_Problem statement_
Your task is to reproduce the entries below word for word.

(Stored items from a collection)
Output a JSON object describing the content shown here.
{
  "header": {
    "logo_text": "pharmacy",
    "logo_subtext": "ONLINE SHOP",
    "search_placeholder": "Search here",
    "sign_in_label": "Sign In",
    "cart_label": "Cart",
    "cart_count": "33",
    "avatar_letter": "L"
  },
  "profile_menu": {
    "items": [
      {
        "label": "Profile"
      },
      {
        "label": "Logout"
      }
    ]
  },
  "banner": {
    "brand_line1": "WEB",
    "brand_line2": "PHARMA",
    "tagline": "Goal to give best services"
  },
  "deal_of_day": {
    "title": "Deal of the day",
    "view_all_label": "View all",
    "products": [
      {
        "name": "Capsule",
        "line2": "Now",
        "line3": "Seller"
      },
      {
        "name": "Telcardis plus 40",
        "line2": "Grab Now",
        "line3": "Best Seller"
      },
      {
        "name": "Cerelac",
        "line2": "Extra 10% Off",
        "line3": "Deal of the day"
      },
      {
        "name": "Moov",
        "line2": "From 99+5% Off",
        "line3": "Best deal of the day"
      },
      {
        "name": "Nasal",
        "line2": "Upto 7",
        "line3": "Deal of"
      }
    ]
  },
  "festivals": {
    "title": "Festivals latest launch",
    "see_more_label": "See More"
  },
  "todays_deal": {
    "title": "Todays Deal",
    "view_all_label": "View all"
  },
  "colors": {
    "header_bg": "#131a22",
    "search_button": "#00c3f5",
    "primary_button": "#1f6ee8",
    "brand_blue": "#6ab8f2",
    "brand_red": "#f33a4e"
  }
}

_Task answer_
Output a JSON object describing the content shown here.
{
  "header": {
    "logo_text": "pharmacy",
    "logo_subtext": "ONLINE SHOP",
    "search_placeholder": "Search here",
    "sign_in_label": "Sign In",
    "cart_label": "Cart",
    "cart_count": "33",
    "avatar_letter": "L"
  },
  "profile_menu": {
    "items": [
      {
        "label": "Profile"
      },
      {
        "label": "Logout"
      }
    ]
  },
  "banner": {
    "brand_line1": "WEB",
    "brand_line2": "PHARMA",
    "tagline": "Goal to give best services"
  },
  "deal_of_day": {
    "title": "Deal of the day",
    "view_all_label": "View all",
    "products": [
      {
        "name": "Capsule",
        "line2": "Now",
        "line3": "Seller"
      },
      {
        "name": "Telcardis plus 40",
        "line2": "Grab Now",
        "line3": "Best Seller"
      },
      {
        "name": "Cerelac",
        "line2": "Extra 10% Off",
        "line3": "Deal of the day"
      },
      {
        "name": "Moov",
        "line2": "From 99+5% Off",
        "line3": "Best deal of the day"
      },
      {
        "name": "Nasal",
        "line2": "Upto 7",
        "line3": "Deal of"
      }
    ]
  },
  "festivals": {
    "title": "Festivals latest launch",
    "see_more_label": "See More"
  },
  "todays_deal": {
    "title": "Todays Deal",
    "view_all_label": "View all"
  },
  "colors": {
    "header_bg": "#131a22",
    "search_button": "#00c3f5",
    "primary_button": "#1f6ee8",
    "brand_blue": "#6ab8f2",
    "brand_red": "#f33a4e"
  }
}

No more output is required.